## Your goal
From the records below, please return each line that holds the word "brand".

--- Entries provided Enclosed Below ---

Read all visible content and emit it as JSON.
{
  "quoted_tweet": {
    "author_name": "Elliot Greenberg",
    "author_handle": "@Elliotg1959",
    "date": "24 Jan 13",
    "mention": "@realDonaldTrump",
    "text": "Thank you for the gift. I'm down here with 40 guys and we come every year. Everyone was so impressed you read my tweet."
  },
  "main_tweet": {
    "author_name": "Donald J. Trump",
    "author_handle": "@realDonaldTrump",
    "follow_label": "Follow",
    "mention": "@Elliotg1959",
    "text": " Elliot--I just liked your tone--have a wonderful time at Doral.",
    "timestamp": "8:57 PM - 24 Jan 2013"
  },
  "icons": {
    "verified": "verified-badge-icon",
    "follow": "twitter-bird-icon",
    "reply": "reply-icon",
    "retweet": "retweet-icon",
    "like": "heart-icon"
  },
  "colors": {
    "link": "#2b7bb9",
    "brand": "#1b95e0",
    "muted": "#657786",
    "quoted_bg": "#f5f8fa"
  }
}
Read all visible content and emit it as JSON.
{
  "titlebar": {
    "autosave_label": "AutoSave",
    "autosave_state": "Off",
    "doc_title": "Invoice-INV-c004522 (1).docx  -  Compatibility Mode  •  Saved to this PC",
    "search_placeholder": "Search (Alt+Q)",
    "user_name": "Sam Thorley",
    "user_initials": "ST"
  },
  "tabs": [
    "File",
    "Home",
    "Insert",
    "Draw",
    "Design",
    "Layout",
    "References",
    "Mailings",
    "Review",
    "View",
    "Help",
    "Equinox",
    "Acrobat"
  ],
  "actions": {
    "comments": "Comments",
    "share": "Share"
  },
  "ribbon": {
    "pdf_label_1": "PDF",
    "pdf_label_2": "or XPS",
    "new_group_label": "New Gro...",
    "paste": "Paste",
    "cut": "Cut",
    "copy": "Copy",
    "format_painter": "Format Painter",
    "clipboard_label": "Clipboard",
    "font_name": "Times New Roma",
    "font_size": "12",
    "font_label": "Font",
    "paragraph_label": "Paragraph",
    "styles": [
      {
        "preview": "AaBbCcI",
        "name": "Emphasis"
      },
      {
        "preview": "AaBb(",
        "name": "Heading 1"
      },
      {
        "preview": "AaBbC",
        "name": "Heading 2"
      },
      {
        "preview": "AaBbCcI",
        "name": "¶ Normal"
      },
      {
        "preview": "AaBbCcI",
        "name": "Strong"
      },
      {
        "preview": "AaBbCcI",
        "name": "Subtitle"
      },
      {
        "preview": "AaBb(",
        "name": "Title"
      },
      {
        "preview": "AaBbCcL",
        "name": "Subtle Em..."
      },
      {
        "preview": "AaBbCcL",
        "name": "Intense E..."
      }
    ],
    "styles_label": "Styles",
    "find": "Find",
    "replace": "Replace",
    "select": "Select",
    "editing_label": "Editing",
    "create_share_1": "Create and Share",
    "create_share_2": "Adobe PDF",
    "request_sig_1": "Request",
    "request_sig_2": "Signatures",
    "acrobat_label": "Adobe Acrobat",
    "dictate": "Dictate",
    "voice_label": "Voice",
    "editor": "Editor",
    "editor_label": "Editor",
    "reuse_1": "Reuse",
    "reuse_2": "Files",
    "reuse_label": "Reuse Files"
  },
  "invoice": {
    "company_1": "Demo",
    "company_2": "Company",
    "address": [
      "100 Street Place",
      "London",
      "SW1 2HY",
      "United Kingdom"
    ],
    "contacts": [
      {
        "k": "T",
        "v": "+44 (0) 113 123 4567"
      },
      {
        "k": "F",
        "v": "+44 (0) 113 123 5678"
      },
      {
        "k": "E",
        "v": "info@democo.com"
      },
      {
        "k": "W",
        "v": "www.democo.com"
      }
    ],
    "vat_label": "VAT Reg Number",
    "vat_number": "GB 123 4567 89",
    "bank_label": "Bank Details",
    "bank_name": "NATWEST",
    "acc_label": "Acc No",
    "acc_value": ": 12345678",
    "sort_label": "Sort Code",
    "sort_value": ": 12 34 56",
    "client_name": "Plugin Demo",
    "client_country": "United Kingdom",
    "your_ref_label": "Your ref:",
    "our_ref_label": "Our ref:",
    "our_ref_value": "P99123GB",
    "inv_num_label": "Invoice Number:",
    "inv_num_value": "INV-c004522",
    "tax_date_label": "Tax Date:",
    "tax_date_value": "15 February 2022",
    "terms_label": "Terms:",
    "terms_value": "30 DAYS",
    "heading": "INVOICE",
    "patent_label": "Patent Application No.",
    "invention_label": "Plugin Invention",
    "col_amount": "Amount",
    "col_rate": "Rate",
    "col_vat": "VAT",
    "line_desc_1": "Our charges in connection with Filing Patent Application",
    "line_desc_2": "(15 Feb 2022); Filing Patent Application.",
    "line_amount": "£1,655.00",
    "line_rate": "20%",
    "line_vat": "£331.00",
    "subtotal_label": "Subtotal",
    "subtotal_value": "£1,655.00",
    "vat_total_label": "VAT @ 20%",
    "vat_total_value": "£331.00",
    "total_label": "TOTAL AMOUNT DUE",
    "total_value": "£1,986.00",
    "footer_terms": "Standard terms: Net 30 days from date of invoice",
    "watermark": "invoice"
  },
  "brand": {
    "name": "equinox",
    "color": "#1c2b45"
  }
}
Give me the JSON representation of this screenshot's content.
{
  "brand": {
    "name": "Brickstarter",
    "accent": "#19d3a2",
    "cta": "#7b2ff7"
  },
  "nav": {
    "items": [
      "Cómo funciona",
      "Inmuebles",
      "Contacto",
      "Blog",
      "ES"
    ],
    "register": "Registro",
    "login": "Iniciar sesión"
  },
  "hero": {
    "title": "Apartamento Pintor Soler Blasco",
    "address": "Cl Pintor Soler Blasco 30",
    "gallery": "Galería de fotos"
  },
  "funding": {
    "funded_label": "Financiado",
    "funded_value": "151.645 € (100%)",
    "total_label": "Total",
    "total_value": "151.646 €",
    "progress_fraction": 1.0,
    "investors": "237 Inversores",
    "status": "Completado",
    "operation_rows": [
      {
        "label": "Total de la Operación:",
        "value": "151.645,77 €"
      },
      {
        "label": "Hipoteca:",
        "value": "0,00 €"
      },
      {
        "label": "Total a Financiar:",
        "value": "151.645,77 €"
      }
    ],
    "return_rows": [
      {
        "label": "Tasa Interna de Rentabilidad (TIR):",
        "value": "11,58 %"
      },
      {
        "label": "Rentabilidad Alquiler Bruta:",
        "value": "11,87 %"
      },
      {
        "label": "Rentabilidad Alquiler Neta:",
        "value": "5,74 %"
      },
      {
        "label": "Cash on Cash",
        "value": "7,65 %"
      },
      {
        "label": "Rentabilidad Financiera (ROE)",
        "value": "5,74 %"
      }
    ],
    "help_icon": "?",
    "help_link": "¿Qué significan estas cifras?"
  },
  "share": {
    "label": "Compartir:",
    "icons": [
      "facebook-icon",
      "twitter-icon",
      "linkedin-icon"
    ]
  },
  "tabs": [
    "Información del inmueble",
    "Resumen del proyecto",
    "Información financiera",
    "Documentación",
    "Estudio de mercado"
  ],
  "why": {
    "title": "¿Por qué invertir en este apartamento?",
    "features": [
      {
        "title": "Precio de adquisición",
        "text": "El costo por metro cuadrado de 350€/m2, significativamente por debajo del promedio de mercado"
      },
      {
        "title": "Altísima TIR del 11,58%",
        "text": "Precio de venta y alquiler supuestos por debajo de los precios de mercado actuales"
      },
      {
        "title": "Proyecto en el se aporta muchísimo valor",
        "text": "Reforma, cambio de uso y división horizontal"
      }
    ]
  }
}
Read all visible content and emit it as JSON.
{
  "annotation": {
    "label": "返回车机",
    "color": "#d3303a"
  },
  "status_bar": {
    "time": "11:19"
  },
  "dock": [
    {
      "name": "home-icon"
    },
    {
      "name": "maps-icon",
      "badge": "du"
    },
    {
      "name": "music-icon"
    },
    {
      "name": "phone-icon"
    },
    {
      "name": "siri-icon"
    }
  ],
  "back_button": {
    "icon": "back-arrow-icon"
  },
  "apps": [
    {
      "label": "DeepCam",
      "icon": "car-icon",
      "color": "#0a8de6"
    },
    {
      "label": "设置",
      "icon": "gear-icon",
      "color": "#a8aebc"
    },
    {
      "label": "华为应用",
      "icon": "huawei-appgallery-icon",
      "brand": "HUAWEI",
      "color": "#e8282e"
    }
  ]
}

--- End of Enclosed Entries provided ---

## Expected answer
    "brand": "#1b95e0",
  "brand": {
  "brand": {
      "brand": "HUAWEI",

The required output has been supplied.